the first page of Tōyō dainipponkoku kokken an

Tōyō dainipponkoku kokken an [Papers of MAKINO Nobuaki (Letters), #89] Digital Exhibition of Tōyō dainipponkoku kokken an

The League for Establishing a National Assembly, which was formed with the heightening of the Freedom and People's Rights Movement, planned to discuss a constitution draft at their meeting in October of 1881, and aimed at this, each political organization member of the League created their own constitution drafts (private draft constitutions). This material is one of these, a draft constitution drawn up by UEKI who was a member of the Risshisha (Self Help Society) constitution draft committee. The draft features a proposal of a Diet-centric governing structure with the Emperor positioned as the head of military affairs and diplomacy and a federation modelled on the United States and Switzerland, which respect local autonomy; and influenced by the United States Declaration of Independence and French Declaration of the Rights of Man and of the Citizen, the 4th chapter secures the people's rights to freedom in fine detail, and also recognizes the right of resistance and right of revolution necessary for securing this freedom.

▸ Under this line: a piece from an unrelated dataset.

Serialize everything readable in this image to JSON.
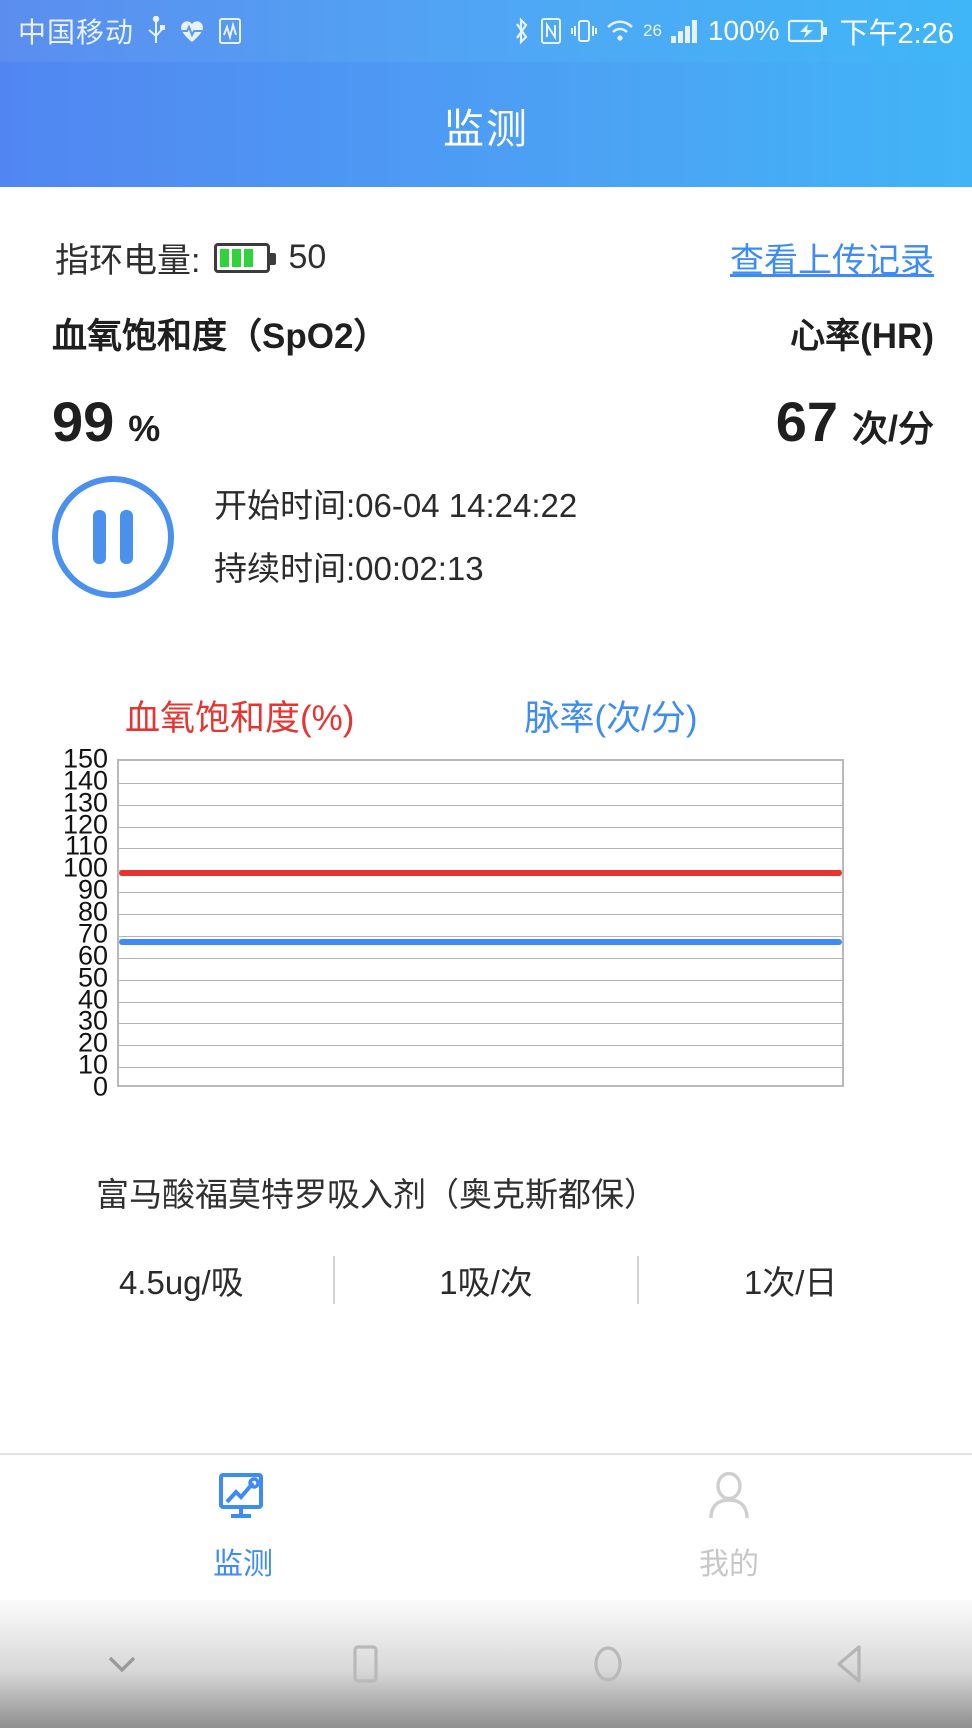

This is considered the most democratic in content of the various private draft constitutions. In actuality, the Imperial Mandate for Establishing the Diet was issued on October 12 of the same year, but no deliberations were held on the draft constitutions, and those who came to Tokyo for the meeting formed the Liberal Party.

the cover of  Ikkyoku giinron

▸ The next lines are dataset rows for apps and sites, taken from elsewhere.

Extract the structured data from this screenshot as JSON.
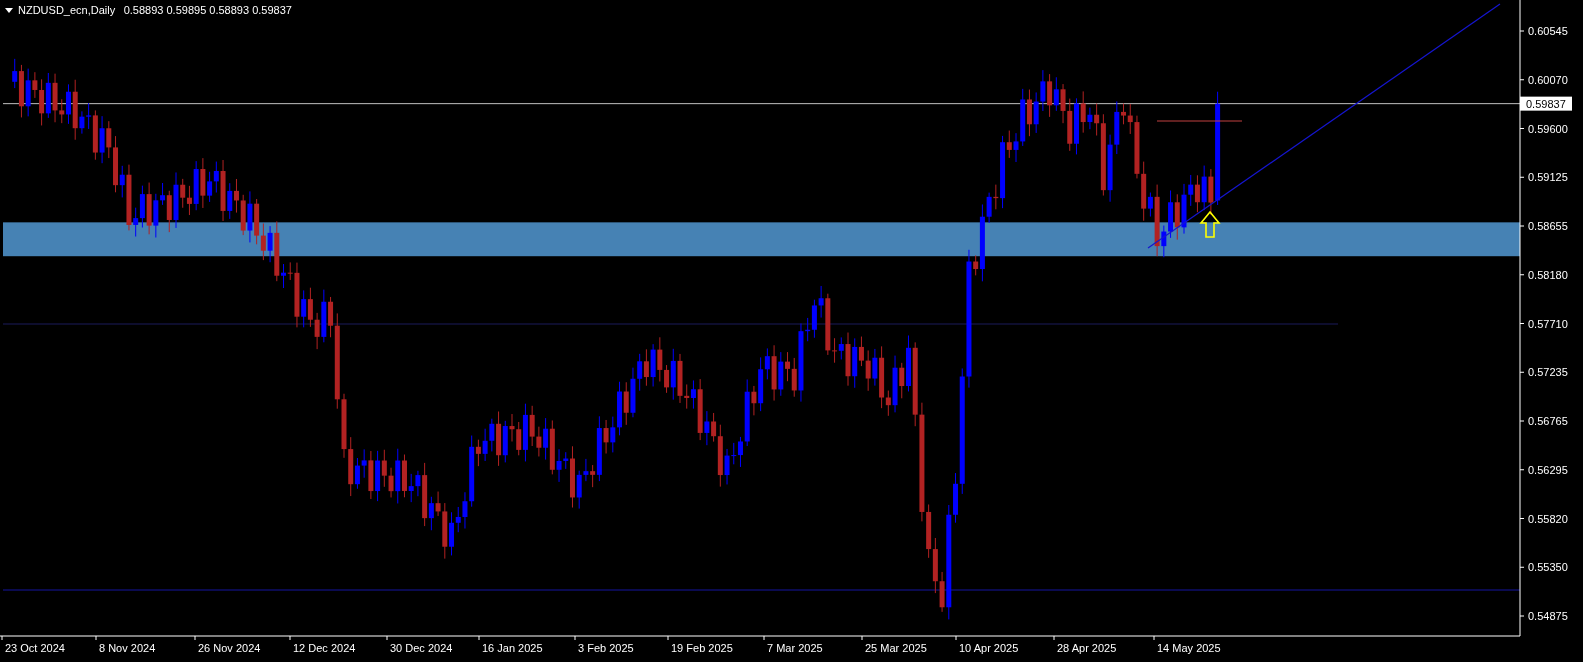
{
  "header": {
    "symbol": "NZDUSD_ecn,Daily",
    "ohlc": "0.58893 0.59895 0.58893 0.59837"
  },
  "price_axis": {
    "ticks": [
      "0.60545",
      "0.60070",
      "0.59600",
      "0.59125",
      "0.58655",
      "0.58180",
      "0.57710",
      "0.57235",
      "0.56765",
      "0.56295",
      "0.55820",
      "0.55350",
      "0.54875"
    ],
    "current_price": "0.59837"
  },
  "time_axis": {
    "labels": [
      "23 Oct 2024",
      "8 Nov 2024",
      "26 Nov 2024",
      "12 Dec 2024",
      "30 Dec 2024",
      "16 Jan 2025",
      "3 Feb 2025",
      "19 Feb 2025",
      "7 Mar 2025",
      "25 Mar 2025",
      "10 Apr 2025",
      "28 Apr 2025",
      "14 May 2025"
    ]
  }
}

UEKI Emori, Ikkyoku giinron, 1884 [30-150] Digital Collections of Ikkyoku giinron

It was not yet decided if a unicameral system or bicameral system would be used for the Diet to be established. Opinions were divided even within the Freedom and People's Rights Movement. In this text, UEKI support a unicameral system. At one time, Guizot supported the bicameral system for its superior stability, however referencing examples in the various countries of Europe and America, UEKI argues against Guizot. UEKI called the bicameral system a "relic of the feudal age", and believed that the unicameral system was best for ensuring the freedom and rights of the people. For UEKI, establishing a bicameral system was equivalent to dividing the national will. One can see the influence of popular sovereignty on UEKI here. It can be said that this support of the unicameral system was an advance criticism of the conservative role played by the House of Peers under the Constitution of the Empire of Japan. However, when the Freedom and People's Rights Movement later collapsed, UEKI shifted to supporting the bicameral system.

the first page of Ueki Emori nikki

Ueki Emori nikki [Constitutional Government Documents Collection, #1297] Digital Collections of Ueki Emori nikki

These materials are a transcription of the journal kept by UEKI from the time he went to Tokyo as a selected student of the Kainan shijuku school in 1873, until he died in 1892. The original was destroyed by fire of war, however the content has been conveyed by these materials and other reproductions. A republication of these materials was published in 1955 as the Ueki Emori Nikki (lit. Ueki Emori's Diary) [289.1-U286u-K].
The content mainly consists of a journal of external deeds, however it provides a view of his studies as a youth, records of various literary works and speeches thereafter, and of his friends and acquaintances, and is a valuable material for learning about the Freedom and People's Rights Movement. In the section from October 13, 1882, can be found an entry which states, "Last night, I had a dream I went to France and had a discussion with Spencer". "Spencer" is assumed to refer to the British philosopher Herbert Spencer (1820-1903), however it is simply a discussion of a dream and doesn't provide further explanation. It is interesting that the setting for the dream is France.